+++ Input
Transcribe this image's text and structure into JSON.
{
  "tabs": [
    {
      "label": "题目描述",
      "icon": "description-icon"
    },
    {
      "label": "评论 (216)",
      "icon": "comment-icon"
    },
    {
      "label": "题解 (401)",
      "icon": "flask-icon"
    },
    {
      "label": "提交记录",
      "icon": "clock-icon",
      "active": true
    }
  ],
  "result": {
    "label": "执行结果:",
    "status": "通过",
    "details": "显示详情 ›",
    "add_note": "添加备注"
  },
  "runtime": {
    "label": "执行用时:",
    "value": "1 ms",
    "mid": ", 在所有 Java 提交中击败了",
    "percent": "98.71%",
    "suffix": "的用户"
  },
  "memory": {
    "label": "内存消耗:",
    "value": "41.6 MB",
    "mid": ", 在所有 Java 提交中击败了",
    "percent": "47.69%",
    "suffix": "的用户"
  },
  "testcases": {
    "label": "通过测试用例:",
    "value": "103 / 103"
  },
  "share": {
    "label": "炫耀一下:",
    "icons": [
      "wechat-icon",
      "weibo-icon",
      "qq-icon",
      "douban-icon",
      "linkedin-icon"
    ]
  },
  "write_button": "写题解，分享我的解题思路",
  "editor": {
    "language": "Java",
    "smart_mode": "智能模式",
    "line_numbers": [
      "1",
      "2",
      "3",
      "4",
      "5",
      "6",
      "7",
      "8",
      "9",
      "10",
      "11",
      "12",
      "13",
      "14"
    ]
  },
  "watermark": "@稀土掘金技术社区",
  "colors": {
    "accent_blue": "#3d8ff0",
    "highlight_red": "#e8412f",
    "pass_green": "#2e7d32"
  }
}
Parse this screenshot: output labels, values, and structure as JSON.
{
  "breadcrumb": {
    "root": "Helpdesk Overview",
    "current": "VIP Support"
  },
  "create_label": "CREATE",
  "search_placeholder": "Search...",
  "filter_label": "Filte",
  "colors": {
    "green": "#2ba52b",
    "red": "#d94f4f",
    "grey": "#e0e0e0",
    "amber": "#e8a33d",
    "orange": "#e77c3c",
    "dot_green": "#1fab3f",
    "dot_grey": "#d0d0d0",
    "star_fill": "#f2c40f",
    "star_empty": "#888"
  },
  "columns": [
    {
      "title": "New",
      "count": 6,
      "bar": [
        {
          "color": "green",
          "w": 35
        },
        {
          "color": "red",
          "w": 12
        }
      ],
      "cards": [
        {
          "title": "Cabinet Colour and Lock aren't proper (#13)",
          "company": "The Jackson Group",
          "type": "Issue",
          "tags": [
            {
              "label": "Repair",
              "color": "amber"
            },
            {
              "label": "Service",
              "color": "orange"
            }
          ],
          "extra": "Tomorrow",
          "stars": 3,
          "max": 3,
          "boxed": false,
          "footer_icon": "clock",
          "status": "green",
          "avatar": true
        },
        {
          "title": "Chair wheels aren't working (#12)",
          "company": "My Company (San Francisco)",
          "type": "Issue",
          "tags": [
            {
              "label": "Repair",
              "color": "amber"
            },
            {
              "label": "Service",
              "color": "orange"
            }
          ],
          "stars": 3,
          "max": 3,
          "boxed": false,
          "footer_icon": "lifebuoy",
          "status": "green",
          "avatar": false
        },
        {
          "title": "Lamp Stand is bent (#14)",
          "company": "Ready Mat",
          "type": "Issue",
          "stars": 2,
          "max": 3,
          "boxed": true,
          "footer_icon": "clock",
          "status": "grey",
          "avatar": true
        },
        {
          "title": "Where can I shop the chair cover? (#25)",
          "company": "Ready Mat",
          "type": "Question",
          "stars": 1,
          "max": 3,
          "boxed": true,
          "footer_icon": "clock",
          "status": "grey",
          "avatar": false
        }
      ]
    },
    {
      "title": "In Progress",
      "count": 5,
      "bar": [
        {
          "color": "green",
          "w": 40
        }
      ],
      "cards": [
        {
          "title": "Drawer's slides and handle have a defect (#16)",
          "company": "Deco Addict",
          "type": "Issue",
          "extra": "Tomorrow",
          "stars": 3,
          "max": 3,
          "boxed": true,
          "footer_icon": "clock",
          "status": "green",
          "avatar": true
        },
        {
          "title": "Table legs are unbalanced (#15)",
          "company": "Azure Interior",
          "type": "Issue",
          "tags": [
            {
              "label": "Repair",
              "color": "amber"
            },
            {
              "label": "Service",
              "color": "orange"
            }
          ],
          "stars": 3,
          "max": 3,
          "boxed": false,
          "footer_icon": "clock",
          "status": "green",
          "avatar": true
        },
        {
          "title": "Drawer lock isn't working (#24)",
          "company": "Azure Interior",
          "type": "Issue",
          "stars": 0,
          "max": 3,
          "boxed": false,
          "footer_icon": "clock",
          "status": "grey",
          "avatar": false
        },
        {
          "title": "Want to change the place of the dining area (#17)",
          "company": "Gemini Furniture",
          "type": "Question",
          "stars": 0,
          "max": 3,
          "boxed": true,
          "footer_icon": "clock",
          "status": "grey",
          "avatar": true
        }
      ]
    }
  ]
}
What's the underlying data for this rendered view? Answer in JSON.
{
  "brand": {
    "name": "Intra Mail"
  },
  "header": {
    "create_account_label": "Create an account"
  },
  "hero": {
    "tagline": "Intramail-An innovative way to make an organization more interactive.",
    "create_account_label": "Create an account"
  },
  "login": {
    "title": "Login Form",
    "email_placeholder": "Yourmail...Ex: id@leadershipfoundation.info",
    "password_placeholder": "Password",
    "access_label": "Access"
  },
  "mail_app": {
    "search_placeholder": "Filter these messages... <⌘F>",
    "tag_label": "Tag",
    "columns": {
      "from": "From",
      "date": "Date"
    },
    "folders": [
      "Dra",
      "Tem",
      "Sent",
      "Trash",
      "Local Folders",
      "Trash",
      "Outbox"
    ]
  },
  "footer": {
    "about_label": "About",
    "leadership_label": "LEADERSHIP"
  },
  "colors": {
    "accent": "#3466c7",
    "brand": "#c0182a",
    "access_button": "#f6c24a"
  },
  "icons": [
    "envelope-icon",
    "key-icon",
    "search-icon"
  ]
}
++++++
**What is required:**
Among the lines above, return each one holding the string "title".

**Task result:**
      "title": "New",
          "title": "Cabinet Colour and Lock aren't proper (#13)",
          "title": "Chair wheels aren't working (#12)",
          "title": "Lamp Stand is bent (#14)",
          "title": "Where can I shop the chair cover? (#25)",
      "title": "In Progress",
          "title": "Drawer's slides and handle have a defect (#16)",
          "title": "Table legs are unbalanced (#15)",
          "title": "Drawer lock isn't working (#24)",
          "title": "Want to change the place of the dining area (#17)",
    "title": "Login Form",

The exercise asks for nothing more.